Microsoft officially retired its first browser, Internet Explorer, after nearly 30 years, and it couldn’t have come sooner.
If you were around in the late 90’s you wouldn’t have been able to avoid the ‘e’ icon that was on every Windows 95 machine. Some would just call it ‘internet’ instead of its name as for most users , was the only web browser available.
While Opera also arrived in 1995 (opens in new tab) as a project and not the web browser we see today, it was the Microsoft browser that took the world by storm, mainly due to the fact that it was pre-installed on millions of PCs.
However, we are in an age where you can choose from a variety of web browsers, from Opera to Firefox, all with their own features and interfaces. But Internet Explorer started something that continues to this day, and for that, let’s see what it got right and wrong.
he inspired tabs
When the millennium began, Internet Explorer 6 (opens in new tab) was gearing up for release, but it wasn’t until 2006 that version seven arrived with tabs.
The internet had outgrown the dot-com bubble of the late 1990s, and instead users were going to websites for news, chatting with others on forums about their interests, and online shopping was becoming the norm. .
However, this also meant that a collection of Internet Explorer windows would be on the taskbar, with no way to organize them.
that’s when Firefox arrived in 2004 (opens in new tab), touting tabs as a way to keep multiple windows in one. Nowadays it’s a common feature, but in 2000, you had to manage many windows before crashing due to using up all your PC’s memory.
Privacy has become a right, not an amenity
Pop-ups, banners, Napster, dial-up – all flashbacks to a simpler, slower internet age. But there was also a lot of irritation as it was usually up to third-party security software to enable a pop-up blocker and firewall to protect your PC from any hackers.
When Windows XP Service Pack 2 arrived to overhaul the operating system’s security in 2004, Internet Explorer also received some features, such as a built-in pop-up blocker and more.
Over the years, other browsers have ensured that privacy is as important a feature as tabs, multiple downloads, and more. Internet Explorer paved the way for its successor, Microsoft Edge, to work with it, just as Opera, Firefox and Safari had for years.
Moving on to the next g(edge)neration
That’s why we said goodbye to Internet Explorer and finally allowed Microsoft Edge to be the company’s only browser.
Sometimes with apps, there comes a point where a starting over approach is better than improving on a decades-old foundation, which is where Edge comes in. While not as popular as Internet Explorer, with Google Chrome currently leading the web browser market share, Edge is focused on privacy and features for the modern age.
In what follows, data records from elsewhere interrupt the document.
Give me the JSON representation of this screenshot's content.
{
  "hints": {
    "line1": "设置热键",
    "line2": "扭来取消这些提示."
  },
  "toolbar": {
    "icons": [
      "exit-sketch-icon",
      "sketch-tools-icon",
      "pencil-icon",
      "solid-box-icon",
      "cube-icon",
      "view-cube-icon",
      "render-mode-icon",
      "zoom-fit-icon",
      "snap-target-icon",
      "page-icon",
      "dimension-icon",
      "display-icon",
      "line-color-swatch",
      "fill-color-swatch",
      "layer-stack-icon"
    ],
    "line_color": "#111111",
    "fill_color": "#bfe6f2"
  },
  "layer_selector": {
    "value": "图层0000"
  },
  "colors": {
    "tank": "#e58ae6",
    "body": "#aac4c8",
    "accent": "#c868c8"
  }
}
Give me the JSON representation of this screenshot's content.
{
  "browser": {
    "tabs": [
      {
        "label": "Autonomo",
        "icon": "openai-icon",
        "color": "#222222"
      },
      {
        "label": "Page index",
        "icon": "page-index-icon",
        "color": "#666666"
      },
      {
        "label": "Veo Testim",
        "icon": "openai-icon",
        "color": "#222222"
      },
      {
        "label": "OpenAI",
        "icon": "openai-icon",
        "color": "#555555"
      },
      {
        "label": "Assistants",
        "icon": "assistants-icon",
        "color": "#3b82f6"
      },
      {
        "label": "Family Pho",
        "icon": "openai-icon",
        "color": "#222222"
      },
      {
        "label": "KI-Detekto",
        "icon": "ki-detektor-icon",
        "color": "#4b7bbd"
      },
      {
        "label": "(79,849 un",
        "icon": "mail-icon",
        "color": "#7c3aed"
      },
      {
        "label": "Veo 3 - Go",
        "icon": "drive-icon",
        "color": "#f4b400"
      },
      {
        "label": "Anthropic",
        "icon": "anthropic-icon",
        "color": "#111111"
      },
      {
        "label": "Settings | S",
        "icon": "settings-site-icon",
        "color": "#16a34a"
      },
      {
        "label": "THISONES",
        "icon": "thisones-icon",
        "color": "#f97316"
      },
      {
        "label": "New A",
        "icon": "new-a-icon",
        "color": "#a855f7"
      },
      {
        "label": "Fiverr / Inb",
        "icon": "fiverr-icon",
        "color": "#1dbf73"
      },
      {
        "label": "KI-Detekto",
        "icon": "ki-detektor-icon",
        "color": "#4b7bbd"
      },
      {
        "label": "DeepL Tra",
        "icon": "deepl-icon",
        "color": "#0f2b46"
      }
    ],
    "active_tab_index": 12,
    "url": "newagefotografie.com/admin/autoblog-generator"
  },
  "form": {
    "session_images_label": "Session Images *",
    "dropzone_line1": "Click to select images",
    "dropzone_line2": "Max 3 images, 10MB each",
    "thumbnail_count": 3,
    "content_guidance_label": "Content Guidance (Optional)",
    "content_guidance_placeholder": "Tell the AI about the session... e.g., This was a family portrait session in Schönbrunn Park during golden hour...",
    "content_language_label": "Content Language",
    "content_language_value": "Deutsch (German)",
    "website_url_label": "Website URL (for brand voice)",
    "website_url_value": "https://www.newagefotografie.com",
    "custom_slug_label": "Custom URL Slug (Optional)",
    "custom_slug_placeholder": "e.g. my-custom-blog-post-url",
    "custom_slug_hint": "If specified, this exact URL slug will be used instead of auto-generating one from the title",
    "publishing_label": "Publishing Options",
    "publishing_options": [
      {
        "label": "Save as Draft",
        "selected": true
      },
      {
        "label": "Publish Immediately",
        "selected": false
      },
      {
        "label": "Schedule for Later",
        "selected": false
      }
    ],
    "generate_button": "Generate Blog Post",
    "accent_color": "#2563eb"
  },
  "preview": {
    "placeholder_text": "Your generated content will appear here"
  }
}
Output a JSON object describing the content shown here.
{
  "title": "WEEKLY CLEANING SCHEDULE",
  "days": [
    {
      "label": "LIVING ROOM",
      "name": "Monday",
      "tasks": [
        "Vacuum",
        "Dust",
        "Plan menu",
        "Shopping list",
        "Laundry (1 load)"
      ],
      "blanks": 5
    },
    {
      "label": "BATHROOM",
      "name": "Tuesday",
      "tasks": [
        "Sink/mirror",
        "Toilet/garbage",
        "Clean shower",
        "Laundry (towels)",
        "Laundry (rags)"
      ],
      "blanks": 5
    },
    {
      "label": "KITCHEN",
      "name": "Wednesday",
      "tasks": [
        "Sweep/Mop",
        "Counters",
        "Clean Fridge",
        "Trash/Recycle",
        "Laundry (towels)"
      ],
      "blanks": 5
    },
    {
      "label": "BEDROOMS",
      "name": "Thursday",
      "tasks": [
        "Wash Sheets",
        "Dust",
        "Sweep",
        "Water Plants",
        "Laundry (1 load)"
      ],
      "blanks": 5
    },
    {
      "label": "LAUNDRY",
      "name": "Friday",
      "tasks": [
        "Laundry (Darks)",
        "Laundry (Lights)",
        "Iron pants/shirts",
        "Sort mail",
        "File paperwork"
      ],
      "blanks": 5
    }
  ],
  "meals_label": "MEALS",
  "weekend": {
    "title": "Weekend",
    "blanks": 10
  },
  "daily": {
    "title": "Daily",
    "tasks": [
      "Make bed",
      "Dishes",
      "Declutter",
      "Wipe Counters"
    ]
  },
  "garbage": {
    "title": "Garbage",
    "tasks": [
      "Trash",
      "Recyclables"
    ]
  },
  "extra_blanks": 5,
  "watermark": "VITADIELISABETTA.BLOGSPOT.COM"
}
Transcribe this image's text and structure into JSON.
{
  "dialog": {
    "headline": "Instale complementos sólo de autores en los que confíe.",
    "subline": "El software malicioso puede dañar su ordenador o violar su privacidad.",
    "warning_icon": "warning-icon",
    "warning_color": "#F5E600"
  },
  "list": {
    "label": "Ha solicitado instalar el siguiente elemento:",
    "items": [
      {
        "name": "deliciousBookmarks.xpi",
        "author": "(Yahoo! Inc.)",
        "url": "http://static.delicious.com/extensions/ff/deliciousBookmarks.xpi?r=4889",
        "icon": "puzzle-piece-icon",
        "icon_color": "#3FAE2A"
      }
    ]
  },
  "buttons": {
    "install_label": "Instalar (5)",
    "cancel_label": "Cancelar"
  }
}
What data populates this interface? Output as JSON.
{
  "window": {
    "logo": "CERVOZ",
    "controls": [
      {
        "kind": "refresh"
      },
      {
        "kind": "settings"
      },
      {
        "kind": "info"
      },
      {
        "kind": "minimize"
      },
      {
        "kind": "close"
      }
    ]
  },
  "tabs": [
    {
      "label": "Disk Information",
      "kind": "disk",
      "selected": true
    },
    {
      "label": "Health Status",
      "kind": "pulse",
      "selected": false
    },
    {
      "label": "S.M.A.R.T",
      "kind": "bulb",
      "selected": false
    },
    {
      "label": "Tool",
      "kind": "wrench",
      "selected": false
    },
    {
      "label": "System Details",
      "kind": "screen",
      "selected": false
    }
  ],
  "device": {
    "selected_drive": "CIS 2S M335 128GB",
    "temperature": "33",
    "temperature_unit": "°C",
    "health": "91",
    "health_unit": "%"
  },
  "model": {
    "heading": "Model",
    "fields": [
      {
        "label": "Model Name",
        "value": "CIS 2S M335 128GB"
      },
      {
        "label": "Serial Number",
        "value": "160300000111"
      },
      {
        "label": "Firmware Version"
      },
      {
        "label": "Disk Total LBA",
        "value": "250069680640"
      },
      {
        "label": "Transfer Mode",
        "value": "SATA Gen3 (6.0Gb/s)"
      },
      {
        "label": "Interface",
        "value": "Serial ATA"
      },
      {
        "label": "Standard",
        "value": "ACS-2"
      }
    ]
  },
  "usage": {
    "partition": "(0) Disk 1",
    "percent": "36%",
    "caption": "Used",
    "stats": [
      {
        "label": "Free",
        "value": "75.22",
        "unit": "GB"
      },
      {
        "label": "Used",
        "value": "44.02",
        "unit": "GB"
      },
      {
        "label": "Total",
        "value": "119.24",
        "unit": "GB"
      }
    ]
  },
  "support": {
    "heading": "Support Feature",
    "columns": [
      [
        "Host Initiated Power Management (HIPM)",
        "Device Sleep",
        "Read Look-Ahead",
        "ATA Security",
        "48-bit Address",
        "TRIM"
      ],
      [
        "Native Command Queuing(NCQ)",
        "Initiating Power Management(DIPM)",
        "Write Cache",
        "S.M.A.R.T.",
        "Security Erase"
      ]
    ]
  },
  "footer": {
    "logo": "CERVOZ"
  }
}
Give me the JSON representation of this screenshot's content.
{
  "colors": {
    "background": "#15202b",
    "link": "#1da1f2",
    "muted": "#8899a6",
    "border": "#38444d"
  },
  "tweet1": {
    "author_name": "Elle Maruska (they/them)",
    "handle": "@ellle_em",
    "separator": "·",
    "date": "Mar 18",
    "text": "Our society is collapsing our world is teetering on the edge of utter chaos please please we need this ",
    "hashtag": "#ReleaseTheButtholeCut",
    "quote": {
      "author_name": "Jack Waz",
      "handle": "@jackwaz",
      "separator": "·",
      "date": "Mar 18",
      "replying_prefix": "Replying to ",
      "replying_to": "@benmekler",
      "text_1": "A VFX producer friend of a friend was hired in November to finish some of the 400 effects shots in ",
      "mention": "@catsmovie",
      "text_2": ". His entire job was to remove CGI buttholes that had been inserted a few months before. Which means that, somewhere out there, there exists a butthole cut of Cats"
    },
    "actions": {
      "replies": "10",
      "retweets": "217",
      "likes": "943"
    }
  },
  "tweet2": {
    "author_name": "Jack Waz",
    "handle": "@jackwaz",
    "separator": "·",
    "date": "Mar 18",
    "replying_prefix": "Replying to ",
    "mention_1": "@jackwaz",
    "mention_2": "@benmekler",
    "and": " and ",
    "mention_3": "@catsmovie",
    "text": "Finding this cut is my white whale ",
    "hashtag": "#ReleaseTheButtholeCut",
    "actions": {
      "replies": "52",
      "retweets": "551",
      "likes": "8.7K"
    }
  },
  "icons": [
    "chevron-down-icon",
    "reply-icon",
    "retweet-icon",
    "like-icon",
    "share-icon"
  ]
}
Microsoft sees its apps as services now – from Xbox, Edge and even Windows. She wants her products to be on as many devices as possible, giving the user choice. It’s a far cry from the Microsoft of the 1990s where you had to be on a Windows PC to browse a worldwide network that primarily supported Internet Explorer to view images and web pages properly.
Fortunately, times have changed and the internet has morphed into something entirely different in the last 30 years.
Cheers to the other 30, with healthy competition between browsers and remembering what Microsoft started in 1995.
Goodbye, Internet Explorer.